is marred by dust and sweat and blood, who strives valiantly, who errs
and comes up short again and again, because there is no effort without
error or shortcoming, but who knows the great enthusiasms, the great
devotions, who spends himself for a worthy cause; who, at the best,
knows, in the end, the triumph of high achievement, and who, at the
worst, if he fails, at least he fails while daring greatly, so that his
place shall never be with those cold and timid souls who knew neither
victory nor defeat."

Now I know Junction goes in the books as a success, but I thought you
all might want to know a little more about the whacky brain I have and
how it thinks. If you read the above quote and say to yourself "yea that
is RIGHT" we will get along. If you find it uninspiring, we can drink
together fine, but as the saying goes if I have to explain you will
never understand!

The adrenalin has drained, the deed is completed, time to plan next year
and write the blogs about this years event!

I truly thank each and everyone that came to do a course, help prep,
help put it together, those who helped anyway they could from everywhere
in this wide world, it is truly inspiring to work and associate with
people who are willing to get marred in the arena of life and not just
sit on the sidelines!

Lean into the job, we have a lot of work to do to pass the $100K offered
by that rich cooking club!

Bring you more on the fund raiser as I digest it and spit it out.
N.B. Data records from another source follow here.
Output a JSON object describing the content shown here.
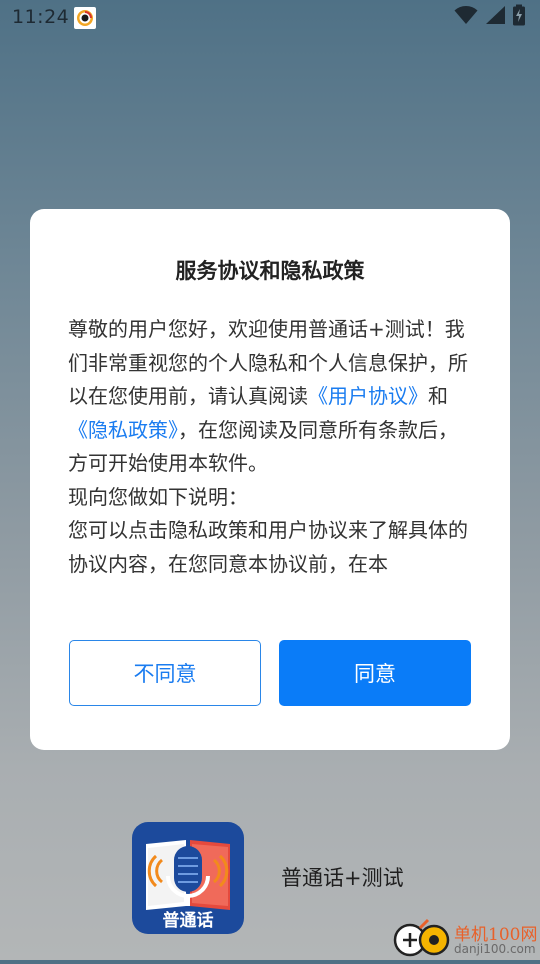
{
  "status_bar": {
    "time": "11:24",
    "notification_icon": "app-notification-icon",
    "icons": [
      "wifi-icon",
      "cellular-signal-icon",
      "battery-icon"
    ]
  },
  "dialog": {
    "title": "服务协议和隐私政策",
    "body_intro": "尊敬的用户您好，欢迎使用普通话+测试！我们非常重视您的个人隐私和个人信息保护，所以在您使用前，请认真阅读",
    "user_agreement_link": "《用户协议》",
    "and": "和",
    "privacy_policy_link": "《隐私政策》",
    "body_after_links": "，在您阅读及同意所有条款后，方可开始使用本软件。",
    "body_line2": "现向您做如下说明：",
    "body_line3": "您可以点击隐私政策和用户协议来了解具体的协议内容，在您同意本协议前，在本",
    "decline_label": "不同意",
    "agree_label": "同意"
  },
  "splash": {
    "app_logo_text": "普通话",
    "app_name": "普通话+测试"
  },
  "watermark": {
    "title": "单机100网",
    "url": "danji100.com"
  },
  "colors": {
    "accent": "#0a7cf8",
    "link": "#1a7cf0",
    "watermark": "#e8612a"
  }
}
The
good and the bad.

'til we speak again

Chef Bob Ballantyne

The Cowboy and The Rose Catering

Grand Junction, Colorado